JACKSON, Miss. — Senator Bernie Sanders insists he hasn’t decided whether to run again for president, but a 14-hour sprint across the Deep South on Wednesday made clear that he is not only thinking about it but is already trying to remedy his most significant vulnerability in 2016: his lack of support from black voters.
Mr. Sanders began the 50th anniversary of the Rev. Dr. Martin Luther King Jr.’s assassination with a morning speech and a march in Memphis, helpfully captured in a picture on the Rev. Al Sharpton’s Twitter feed. He appeared at an economic justice forum here in Mississippi’s capital, speaking before a crowd that included far more African-Americans than his campaign events typically drew. And he wound down over a plate of wings at a late-night dinner with Chokwe Antar Lumumba, Jackson’s new mayor, a 35-year-old African-American and progressive.
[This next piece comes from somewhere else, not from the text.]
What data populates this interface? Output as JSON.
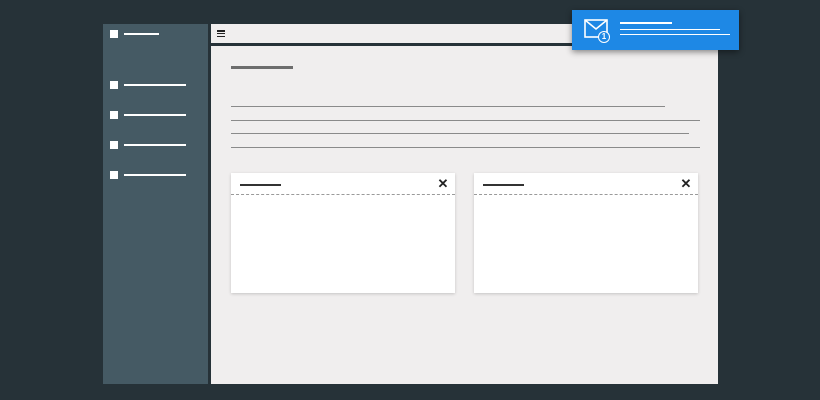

Even more than recapturing the magic of 2016 in the early nominating states, Mr. Sanders’s prospects in 2020 would hinge in large part on whether he could garner far stronger support from African-Americans than the less than 20 percent of the vote that he won from them in Southern states.
Still, the same unvarnished bluntness, lack of polish and unwavering devotion to his tried-and-true message — which made him a global hero of the left — continue to create challenges for him. On Wednesday night, after the Jackson forum, Mr. Sanders faced sharp criticism from some African-Americans who thought he had reduced the nation’s first black president, Barack Obama, to merely being what Mr. Sanders called a “charismatic individual.”
If any 2020 coalition of Sanders voters was as monochromatic as his supporters in the last campaign, he would find it nearly impossible to win the Democratic nomination, especially given the abundance of party leaders expected to run who could raid his political base of white progressives.